Goal of the exercise
Word for word, reproduce the records that follow.
____ Data supplied
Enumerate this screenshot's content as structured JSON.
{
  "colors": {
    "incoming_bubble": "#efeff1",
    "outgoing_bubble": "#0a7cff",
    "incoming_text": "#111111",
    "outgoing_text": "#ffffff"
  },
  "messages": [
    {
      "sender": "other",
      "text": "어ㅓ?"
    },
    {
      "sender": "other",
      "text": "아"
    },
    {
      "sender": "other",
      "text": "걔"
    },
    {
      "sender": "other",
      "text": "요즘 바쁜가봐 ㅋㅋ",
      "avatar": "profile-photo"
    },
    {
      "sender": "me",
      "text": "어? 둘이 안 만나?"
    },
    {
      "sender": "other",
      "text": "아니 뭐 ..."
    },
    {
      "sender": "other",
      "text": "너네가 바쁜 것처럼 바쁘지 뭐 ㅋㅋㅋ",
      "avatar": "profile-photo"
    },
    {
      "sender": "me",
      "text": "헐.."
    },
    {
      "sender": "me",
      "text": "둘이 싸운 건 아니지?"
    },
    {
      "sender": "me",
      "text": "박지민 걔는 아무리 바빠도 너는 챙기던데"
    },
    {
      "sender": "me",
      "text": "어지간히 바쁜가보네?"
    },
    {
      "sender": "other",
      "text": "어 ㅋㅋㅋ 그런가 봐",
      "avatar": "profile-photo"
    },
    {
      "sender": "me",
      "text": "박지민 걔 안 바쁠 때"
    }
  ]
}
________
Exercise response
Enumerate this screenshot's content as structured JSON.
{
  "colors": {
    "incoming_bubble": "#efeff1",
    "outgoing_bubble": "#0a7cff",
    "incoming_text": "#111111",
    "outgoing_text": "#ffffff"
  },
  "messages": [
    {
      "sender": "other",
      "text": "어ㅓ?"
    },
    {
      "sender": "other",
      "text": "아"
    },
    {
      "sender": "other",
      "text": "걔"
    },
    {
      "sender": "other",
      "text": "요즘 바쁜가봐 ㅋㅋ",
      "avatar": "profile-photo"
    },
    {
      "sender": "me",
      "text": "어? 둘이 안 만나?"
    },
    {
      "sender": "other",
      "text": "아니 뭐 ..."
    },
    {
      "sender": "other",
      "text": "너네가 바쁜 것처럼 바쁘지 뭐 ㅋㅋㅋ",
      "avatar": "profile-photo"
    },
    {
      "sender": "me",
      "text": "헐.."
    },
    {
      "sender": "me",
      "text": "둘이 싸운 건 아니지?"
    },
    {
      "sender": "me",
      "text": "박지민 걔는 아무리 바빠도 너는 챙기던데"
    },
    {
      "sender": "me",
      "text": "어지간히 바쁜가보네?"
    },
    {
      "sender": "other",
      "text": "어 ㅋㅋㅋ 그런가 봐",
      "avatar": "profile-photo"
    },
    {
      "sender": "me",
      "text": "박지민 걔 안 바쁠 때"
    }
  ]
}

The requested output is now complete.